Kate looks somber. After a moment, she takes her cell phone to check on her children. She is slender and appears younger than she is, wearing a beige silk blouse, fitted jeans and black sneakers. Her hair, long and blond, hangs loose. She is warm and engaging—stunningly beautiful.
After she’s assured that the kids are OK, I ask if it’s true that the fame Titanic brought, coming on the heels of that loss, nearly undid her. “I didn’t know how to deal with it,” Kate admits. “I sensed that great life changes were impending. I had to hang on by the seat of my pants and not get drawn into public events and endless red carpets.”
She turned down Hollywood movies to make Hideous Kinky, an independent film. On the set, she met James Threapleton, the film’s third assistant director. A year later, they wed and had a daughter, Mia.
“I thought I wanted to be with Jim,” she says. “I was dealing with the pain of having lost Stephen and Titanic coming out. Jim was just a regular guy, and that had a big impact on me.”
The marriage was over three years later. In 2000, while separated from Jim, she met American Beauty director Sam Mendes. “We had this exciting meeting,” she recalls. “I walked away dazzled, thinking, ‘What the hell was that?’ It was this overwhelming feeling—this hope you always have that you will meet a man exactly like him. I knew this was the person I was meant to be with. I was terrified. I didn’t tell anyone I had this feeling, not even my mum. I had no idea if Sam felt anything for me.”
Before Winslet, Mendes had been involved with other actresses, including Rachel Weisz. Well-born and Cambridge-educated, he had never married.
“We met again, quite by accident, months later at a barbecue in London that a friend was having,” Winslet says. “Sam made it clear that he wanted me to act on my feelings. He felt the same way I did.”
Within weeks, they were seriously dating. Their affair made Winslet the object of unrestrained British press attacks for allegedly “trading up” to a better class of man. “It was shattering,” she says of the controversy surrounding her divorce, “but it was nothing compared to losing Stephen.
“I believe in fate,” she continues. “I know it sounds corny, but it was like Sam and I were from the same tribe. We were meant to meet: Both of us from Reading, both born in the same tiny hospital, Dellwood. Then suddenly, years later, this totally gorgeous, sexy, talented man is in my life? That’s fate.

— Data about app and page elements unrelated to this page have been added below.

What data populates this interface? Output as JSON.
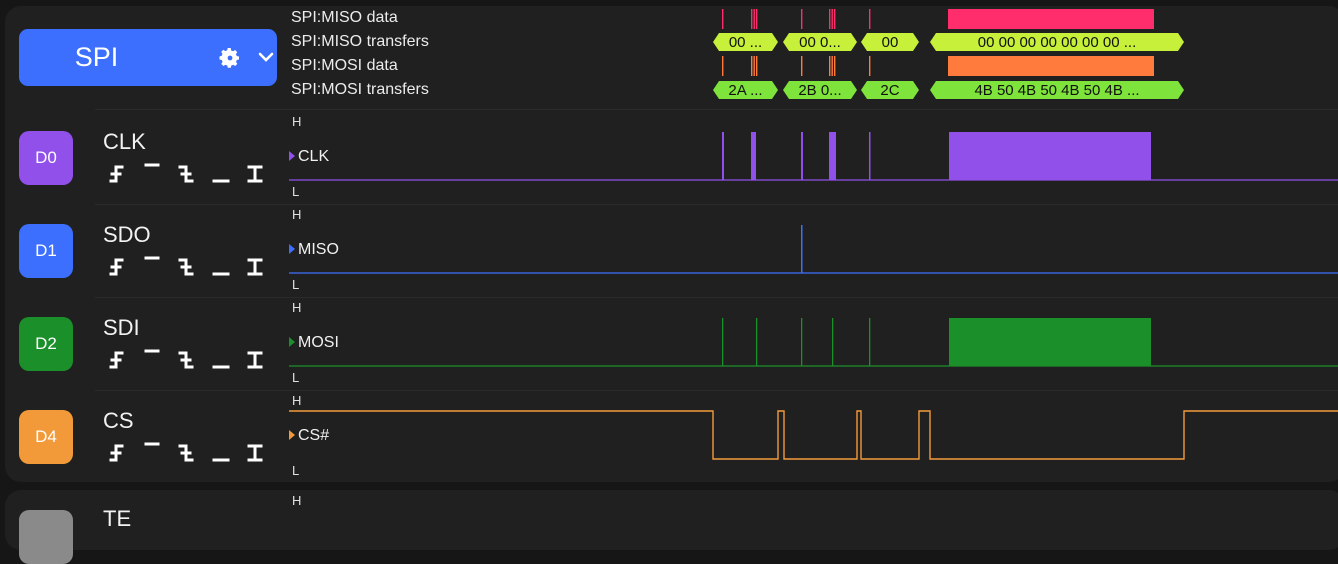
{
  "analyzer": {
    "label": "SPI",
    "settings_icon": "gear-icon",
    "expand_icon": "chevron-down-icon",
    "color": "#3d6fff"
  },
  "annotations": {
    "rows": [
      {
        "label": "SPI:MISO data"
      },
      {
        "label": "SPI:MISO transfers"
      },
      {
        "label": "SPI:MOSI data"
      },
      {
        "label": "SPI:MOSI transfers"
      }
    ],
    "miso_transfers": [
      "00 ...",
      "00 0...",
      "00",
      "00 00 00 00 00 00 00 ..."
    ],
    "mosi_transfers": [
      "2A ...",
      "2B 0...",
      "2C",
      "4B 50 4B 50 4B 50 4B ..."
    ],
    "colors": {
      "miso_data": "#ff2d6b",
      "miso_transfer": "#c6f03a",
      "mosi_data": "#ff7a3d",
      "mosi_transfer": "#7ee33a"
    }
  },
  "level_labels": {
    "high": "H",
    "low": "L"
  },
  "channels": [
    {
      "badge": "D0",
      "name": "CLK",
      "signal": "CLK",
      "color": "#9150ea"
    },
    {
      "badge": "D1",
      "name": "SDO",
      "signal": "MISO",
      "color": "#3d6fff"
    },
    {
      "badge": "D2",
      "name": "SDI",
      "signal": "MOSI",
      "color": "#1b8f2a"
    },
    {
      "badge": "D4",
      "name": "CS",
      "signal": "CS#",
      "color": "#f29a3a"
    },
    {
      "badge": "",
      "name": "TE",
      "signal": "",
      "color": "#8a8a8a"
    }
  ],
  "trigger_icons": [
    "rising-edge-icon",
    "high-level-icon",
    "falling-edge-icon",
    "low-level-icon",
    "any-edge-icon"
  ]
}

“I love being married to Sam,” she tells me, “and I love motherhood more than anything. It’s like it’s the whole reason for my existence now. Sam’s a wonderful dad. We have a beautiful, healthy son.”

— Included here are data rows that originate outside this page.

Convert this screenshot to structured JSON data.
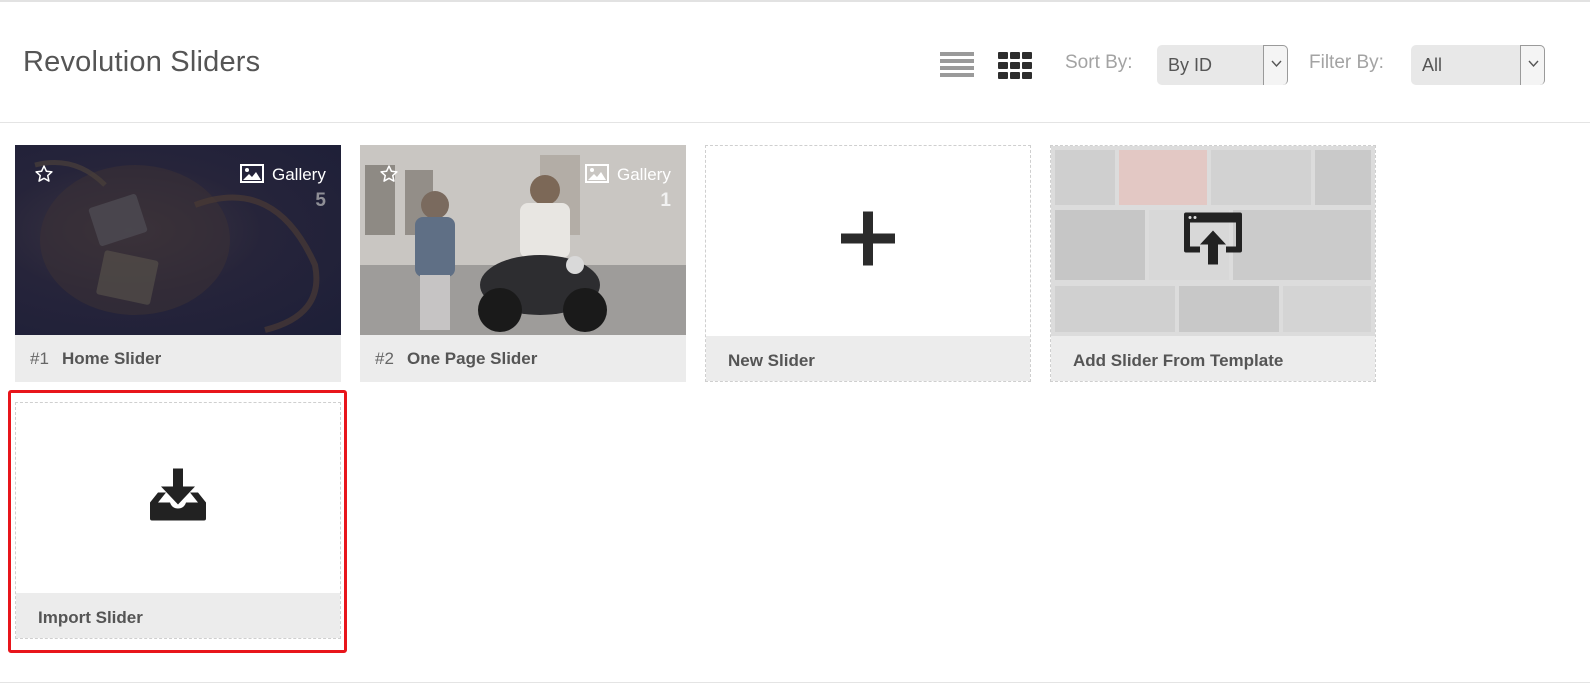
{
  "header": {
    "title": "Revolution Sliders",
    "view_list_icon": "list-view-icon",
    "view_grid_icon": "grid-view-icon",
    "sort": {
      "label": "Sort By:",
      "value": "By ID"
    },
    "filter": {
      "label": "Filter By:",
      "value": "All"
    }
  },
  "sliders": [
    {
      "number": "#1",
      "name": "Home Slider",
      "type_label": "Gallery",
      "count": "5",
      "icon": "gallery-icon"
    },
    {
      "number": "#2",
      "name": "One Page Slider",
      "type_label": "Gallery",
      "count": "1",
      "icon": "gallery-icon"
    }
  ],
  "actions": {
    "new_slider": {
      "label": "New Slider",
      "icon": "plus-icon"
    },
    "add_from_template": {
      "label": "Add Slider From Template",
      "icon": "template-upload-icon"
    },
    "import_slider": {
      "label": "Import Slider",
      "icon": "download-tray-icon"
    }
  },
  "colors": {
    "highlight": "#e8151b",
    "card_footer": "#ececec",
    "select_bg": "#e8e8e8"
  }
}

She smiles big. “Oh, lucky, lucky us, to be so genuinely happy.”